Tom Cruise, Jamie Foxx, Jada Pinkett Smith, Mark Ruffalo, Peter Berg, Bruce McGill, Irma P. Hall, Barry Shabaka Henley, Javier Bardem, Emilio Rivera
R (For violence and language)
Just when everything appears to be going well, a cab driver’s fare teaches him valuable lessons about what he has and hasn’t done with his life in Collateral.
Max (Jamie Foxx) thought he had it made. He’d been driving a taxi for several years and he’s on track to start up his own limo company. Things, however, are about to take an unexpected and dangerous turn. Dropping off his latest fare, a beautiful woman named Annie (Jada Pinkett Smith), Max picks up a man whose profession he will soon learn.
Vincent (Tom Cruise) is a hired hitman rubbing out persons on a list of drug trial witnesses. He’s decided to take Max on as a cabbie who knows his way around town. Offering him a six hundred dollar tip, Max takes Vincent up on the offer and they are soon on their way to Vincent’s first “appointment”.
There are six individuals on the list and with each one, we expect to see the same tired set up for each, but director Michael Mann and screenwriter Stuart Beattie manage to create new and intriguing scenes for each hit. Mann’s hand is felt throughout as the audience slowly learns more about each man and they about each other.
The pace is metered and deliberate, scenes that one might expect to be lengthy are punctuated by brilliant dialogue from Beattie’s pen. The two work so marvelously together that, had the conclusion not felt rushed and clipped, they would have made Collateral the best film of its generation.
Two aspects of the film elevate the quality of the film. The first is the talent in front of the camera. Pinkett Smith is quite good but the true stars of the show are fantastic. Foxx gives the type of dramatic performance that Damon Wayans gave in Requiem for a Dream. He’s a primarily comedic actor with no real dramatic pedigree and great potential who takes on a role so gritty and real that it quashes any question of his talent. Foxx has plenty of rich characterization to work with and succeeds dramatically.
The other lead of Collateral gives the film’s finest performance. Five years ago, had anyone suggested Cruise pick up a villainous role, many would have laughed and signaled the choice as the end of his career. Now, we find Cruise having matured into a tour-de-force talent. Giving his second best performance ever just behind Magnolia , Cruise creates a hitman that we can love and loathe simultaneously. His performance leaves little to the imagination and, even in scenes where his notorious charming smile comes through, it’s only a fleeting glimpse of those roles he’s put behind him.
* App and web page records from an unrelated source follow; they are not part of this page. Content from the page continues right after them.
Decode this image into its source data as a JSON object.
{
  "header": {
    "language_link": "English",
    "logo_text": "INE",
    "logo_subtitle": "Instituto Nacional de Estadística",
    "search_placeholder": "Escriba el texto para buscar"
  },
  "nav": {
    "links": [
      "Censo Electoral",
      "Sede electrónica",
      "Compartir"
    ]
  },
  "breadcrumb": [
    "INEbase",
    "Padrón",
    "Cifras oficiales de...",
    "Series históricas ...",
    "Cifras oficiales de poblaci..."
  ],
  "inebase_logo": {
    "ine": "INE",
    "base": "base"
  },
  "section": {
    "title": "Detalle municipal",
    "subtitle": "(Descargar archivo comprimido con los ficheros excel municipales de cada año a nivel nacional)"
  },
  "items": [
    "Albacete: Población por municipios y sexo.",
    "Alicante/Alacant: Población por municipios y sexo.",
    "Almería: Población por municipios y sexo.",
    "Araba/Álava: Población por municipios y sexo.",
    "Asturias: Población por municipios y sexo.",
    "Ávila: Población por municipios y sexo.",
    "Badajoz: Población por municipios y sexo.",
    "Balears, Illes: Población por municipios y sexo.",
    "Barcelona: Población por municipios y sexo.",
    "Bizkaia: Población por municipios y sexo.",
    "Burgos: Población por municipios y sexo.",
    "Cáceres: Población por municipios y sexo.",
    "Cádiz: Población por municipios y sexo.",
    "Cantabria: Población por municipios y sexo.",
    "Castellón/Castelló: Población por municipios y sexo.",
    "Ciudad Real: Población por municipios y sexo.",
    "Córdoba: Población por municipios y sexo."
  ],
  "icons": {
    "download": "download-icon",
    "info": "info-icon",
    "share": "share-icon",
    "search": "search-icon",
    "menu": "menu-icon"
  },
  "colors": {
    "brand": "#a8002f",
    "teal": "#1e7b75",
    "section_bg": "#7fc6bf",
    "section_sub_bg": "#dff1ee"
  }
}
Titling a film has become a rather mundane task. Most films choose titles that are neither enlightening, nor original and often conjure up images of the visible subject of the film. Collateral uses a title that has numerous meanings and each of them comment on the psychological and physical realities in which Max and Vincent participate. Max uses his life as collateral for a dream that he may never realize. Max and Vincent converse about their lives in a manner that the damage they cause upon one another is lasting.
Collateral is the type of film that viewers will enjoy if they can bring themselves to the theater. The topic is indelibly morose; however, the underlying themes of hope and self-realization are easily identifiable and applicable if one listens to what the characters say and doesn’t focus solely on the fortunately-limited action.
August 26, 2004